Segment Start: Available data
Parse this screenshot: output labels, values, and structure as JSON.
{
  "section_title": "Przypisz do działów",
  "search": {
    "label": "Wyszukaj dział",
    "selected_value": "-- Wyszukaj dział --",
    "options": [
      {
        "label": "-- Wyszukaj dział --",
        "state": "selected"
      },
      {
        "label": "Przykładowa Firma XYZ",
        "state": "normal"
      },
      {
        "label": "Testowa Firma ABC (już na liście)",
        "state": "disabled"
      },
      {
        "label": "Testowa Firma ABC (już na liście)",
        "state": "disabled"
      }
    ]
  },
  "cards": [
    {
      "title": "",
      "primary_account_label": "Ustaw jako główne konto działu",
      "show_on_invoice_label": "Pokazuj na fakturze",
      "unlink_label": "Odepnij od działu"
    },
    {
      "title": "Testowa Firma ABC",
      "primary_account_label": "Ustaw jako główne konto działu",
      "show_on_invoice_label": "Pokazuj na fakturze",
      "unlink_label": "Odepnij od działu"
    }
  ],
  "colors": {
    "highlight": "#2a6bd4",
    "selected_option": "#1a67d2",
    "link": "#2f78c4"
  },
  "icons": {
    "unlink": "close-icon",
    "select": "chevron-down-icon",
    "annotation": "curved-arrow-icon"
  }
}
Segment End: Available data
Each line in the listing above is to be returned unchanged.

The answer:
Parse this screenshot: output labels, values, and structure as JSON.
{
  "section_title": "Przypisz do działów",
  "search": {
    "label": "Wyszukaj dział",
    "selected_value": "-- Wyszukaj dział --",
    "options": [
      {
        "label": "-- Wyszukaj dział --",
        "state": "selected"
      },
      {
        "label": "Przykładowa Firma XYZ",
        "state": "normal"
      },
      {
        "label": "Testowa Firma ABC (już na liście)",
        "state": "disabled"
      },
      {
        "label": "Testowa Firma ABC (już na liście)",
        "state": "disabled"
      }
    ]
  },
  "cards": [
    {
      "title": "",
      "primary_account_label": "Ustaw jako główne konto działu",
      "show_on_invoice_label": "Pokazuj na fakturze",
      "unlink_label": "Odepnij od działu"
    },
    {
      "title": "Testowa Firma ABC",
      "primary_account_label": "Ustaw jako główne konto działu",
      "show_on_invoice_label": "Pokazuj na fakturze",
      "unlink_label": "Odepnij od działu"
    }
  ],
  "colors": {
    "highlight": "#2a6bd4",
    "selected_option": "#1a67d2",
    "link": "#2f78c4"
  },
  "icons": {
    "unlink": "close-icon",
    "select": "chevron-down-icon",
    "annotation": "curved-arrow-icon"
  }
}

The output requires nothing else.